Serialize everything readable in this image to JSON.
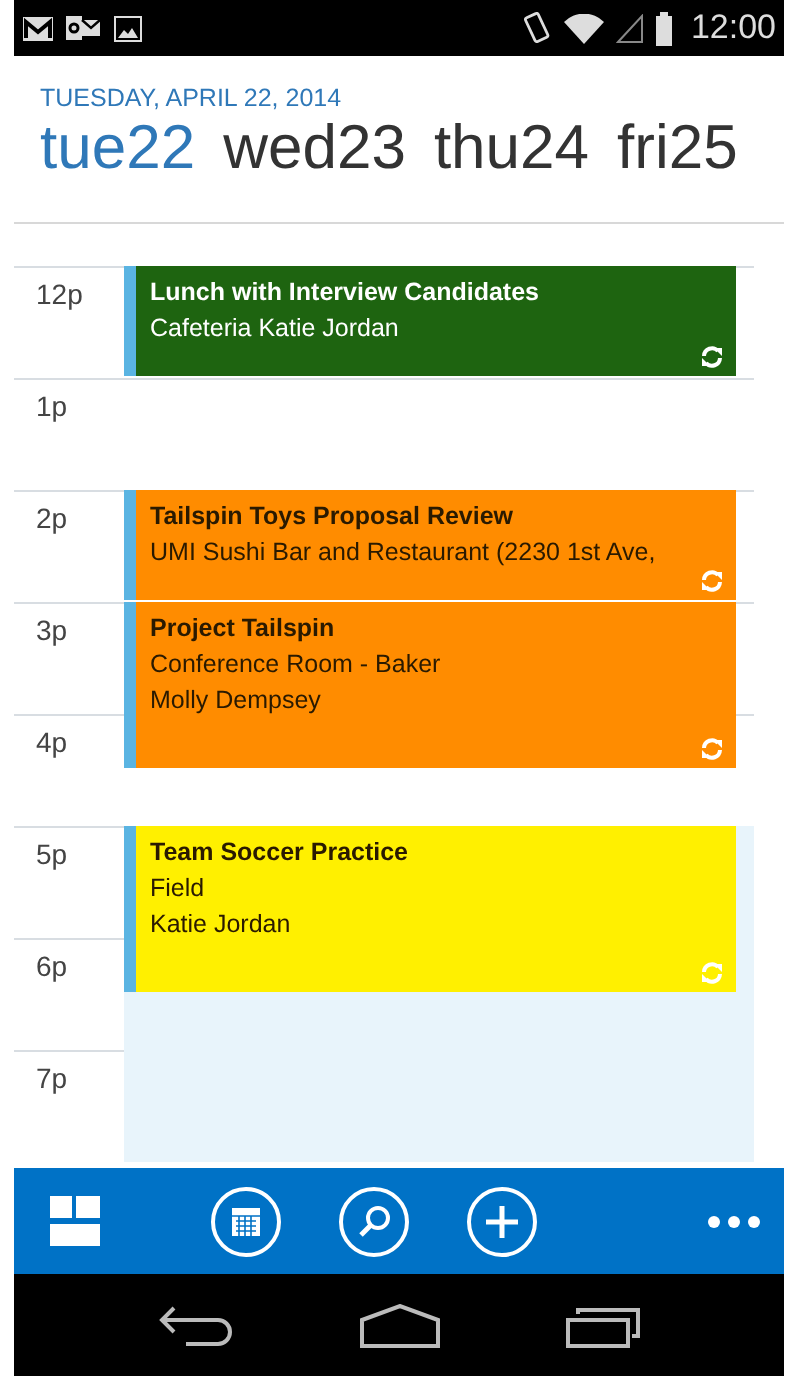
{
  "status_bar": {
    "time": "12:00"
  },
  "header": {
    "date": "TUESDAY, APRIL 22, 2014"
  },
  "days": [
    {
      "label": "tue22",
      "selected": true
    },
    {
      "label": "wed23",
      "selected": false
    },
    {
      "label": "thu24",
      "selected": false
    },
    {
      "label": "fri25",
      "selected": false
    }
  ],
  "hours": [
    {
      "label": "12p",
      "shaded": false,
      "events": [
        {
          "title": "Lunch with Interview Candidates",
          "details": [
            "Cafeteria Katie Jordan"
          ],
          "kind": "hour",
          "color": "#1e6410",
          "recurring": true
        }
      ]
    },
    {
      "label": "1p",
      "shaded": false
    },
    {
      "label": "2p",
      "shaded": false,
      "events": [
        {
          "title": "Tailspin Toys Proposal Review",
          "details": [
            "UMI Sushi Bar and Restaurant (2230 1st Ave,"
          ],
          "kind": "hour",
          "color": "#ff8c00",
          "recurring": true
        }
      ]
    },
    {
      "label": "3p",
      "shaded": false,
      "events": [
        {
          "title": "Project Tailspin",
          "details": [
            "Conference Room - Baker",
            "Molly Dempsey"
          ],
          "kind": "ninety",
          "color": "#ff8c00",
          "recurring": true
        }
      ]
    },
    {
      "label": "4p",
      "shaded": false
    },
    {
      "label": "5p",
      "shaded": true,
      "events": [
        {
          "title": "Team Soccer Practice",
          "details": [
            "Field",
            "Katie Jordan"
          ],
          "kind": "ninety",
          "color": "#fff000",
          "recurring": true
        }
      ]
    },
    {
      "label": "6p",
      "shaded": true
    },
    {
      "label": "7p",
      "shaded": true
    }
  ]
}
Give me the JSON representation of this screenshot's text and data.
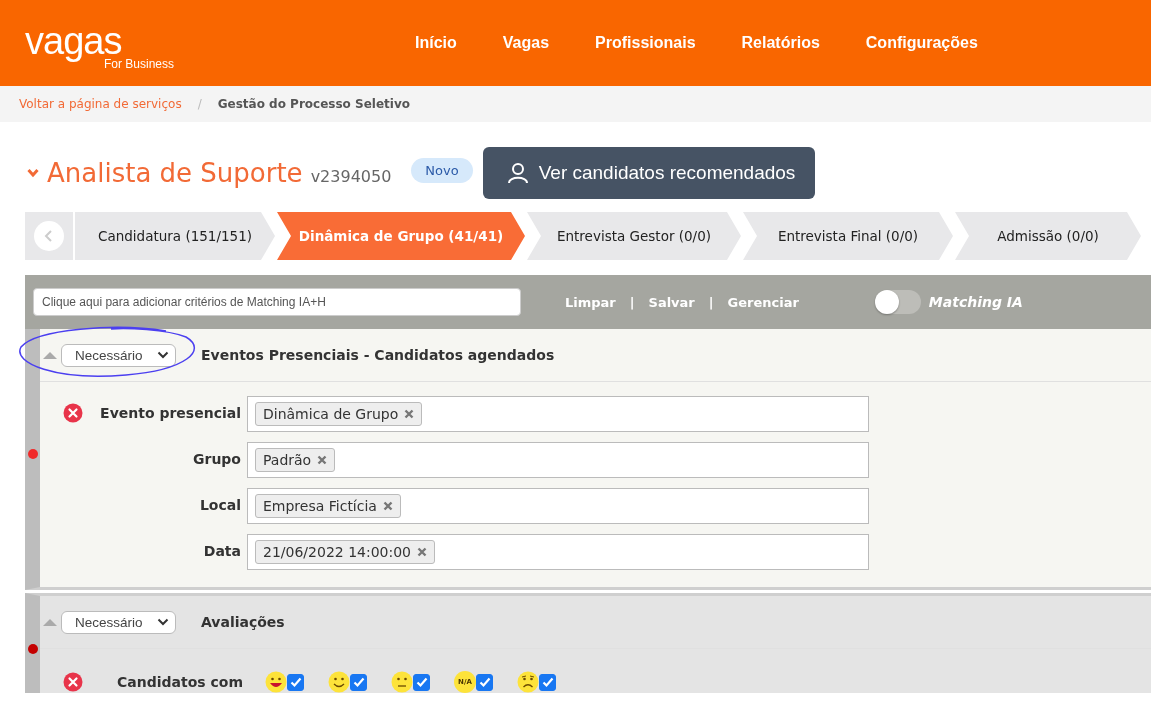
{
  "logo": {
    "wordmark": "vagas",
    "tagline": "For Business"
  },
  "nav": [
    "Início",
    "Vagas",
    "Profissionais",
    "Relatórios",
    "Configurações"
  ],
  "breadcrumb": {
    "link": "Voltar a página de serviços",
    "separator": "/",
    "current": "Gestão do Processo Seletivo"
  },
  "job": {
    "title": "Analista de Suporte",
    "code": "v2394050",
    "badge": "Novo",
    "expanded": true
  },
  "recommend_button": "Ver candidatos recomendados",
  "steps": [
    {
      "label": "Candidatura (151/151)",
      "selected": false
    },
    {
      "label": "Dinâmica de Grupo (41/41)",
      "selected": true
    },
    {
      "label": "Entrevista Gestor (0/0)",
      "selected": false
    },
    {
      "label": "Entrevista Final (0/0)",
      "selected": false
    },
    {
      "label": "Admissão (0/0)",
      "selected": false
    }
  ],
  "filter_bar": {
    "placeholder": "Clique aqui para adicionar critérios de Matching IA+H",
    "actions": [
      "Limpar",
      "Salvar",
      "Gerenciar"
    ],
    "separators": [
      "|",
      "|"
    ],
    "toggle": {
      "label": "Matching IA",
      "on": false
    }
  },
  "sections": [
    {
      "requirement": "Necessário",
      "title": "Eventos Presenciais - Candidatos agendados",
      "highlighted": true,
      "color": "#f02a2a",
      "fields": [
        {
          "label": "Evento presencial",
          "removable": true,
          "tags": [
            "Dinâmica de Grupo"
          ]
        },
        {
          "label": "Grupo",
          "removable": false,
          "tags": [
            "Padrão"
          ]
        },
        {
          "label": "Local",
          "removable": false,
          "tags": [
            "Empresa Fictícia"
          ]
        },
        {
          "label": "Data",
          "removable": false,
          "tags": [
            "21/06/2022 14:00:00"
          ]
        }
      ]
    },
    {
      "requirement": "Necessário",
      "title": "Avaliações",
      "highlighted": false,
      "color": "#c40000",
      "ratings": {
        "label": "Candidatos com",
        "removable": true,
        "items": [
          {
            "kind": "happy",
            "checked": true
          },
          {
            "kind": "smile",
            "checked": true
          },
          {
            "kind": "neutral",
            "checked": true
          },
          {
            "kind": "na",
            "text": "N/A",
            "checked": true
          },
          {
            "kind": "sad",
            "checked": true
          }
        ]
      }
    }
  ]
}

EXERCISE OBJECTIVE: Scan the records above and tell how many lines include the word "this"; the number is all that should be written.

OUTPUT: 2